*Your assignment*. Find every line in the data that contains the word "출력해야". Return each of those lines.

*Records for processing*.
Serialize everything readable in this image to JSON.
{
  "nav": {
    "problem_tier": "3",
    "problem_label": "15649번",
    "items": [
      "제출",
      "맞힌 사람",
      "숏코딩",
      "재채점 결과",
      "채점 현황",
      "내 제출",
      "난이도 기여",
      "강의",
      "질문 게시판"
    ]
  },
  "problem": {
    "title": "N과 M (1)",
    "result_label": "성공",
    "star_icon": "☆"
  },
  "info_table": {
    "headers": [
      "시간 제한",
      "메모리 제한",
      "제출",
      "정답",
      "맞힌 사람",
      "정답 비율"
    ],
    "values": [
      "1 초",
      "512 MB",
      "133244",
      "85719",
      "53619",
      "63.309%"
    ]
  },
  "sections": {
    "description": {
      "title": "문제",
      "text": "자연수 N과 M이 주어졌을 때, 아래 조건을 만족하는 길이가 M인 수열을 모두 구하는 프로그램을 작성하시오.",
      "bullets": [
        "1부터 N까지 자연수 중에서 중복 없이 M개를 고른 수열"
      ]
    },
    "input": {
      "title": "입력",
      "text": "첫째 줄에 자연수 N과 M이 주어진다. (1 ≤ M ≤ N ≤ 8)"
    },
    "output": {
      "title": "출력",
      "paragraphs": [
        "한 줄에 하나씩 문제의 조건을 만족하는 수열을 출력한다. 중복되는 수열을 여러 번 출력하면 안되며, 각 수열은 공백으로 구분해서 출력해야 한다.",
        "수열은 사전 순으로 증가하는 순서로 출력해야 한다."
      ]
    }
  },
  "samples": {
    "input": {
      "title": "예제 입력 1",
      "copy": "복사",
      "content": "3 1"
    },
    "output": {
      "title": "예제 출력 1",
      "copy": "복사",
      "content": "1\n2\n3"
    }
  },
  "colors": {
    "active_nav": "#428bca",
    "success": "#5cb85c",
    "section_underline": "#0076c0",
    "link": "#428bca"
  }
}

*Solution to the exercise*.
        "한 줄에 하나씩 문제의 조건을 만족하는 수열을 출력한다. 중복되는 수열을 여러 번 출력하면 안되며, 각 수열은 공백으로 구분해서 출력해야 한다.",
        "수열은 사전 순으로 증가하는 순서로 출력해야 한다."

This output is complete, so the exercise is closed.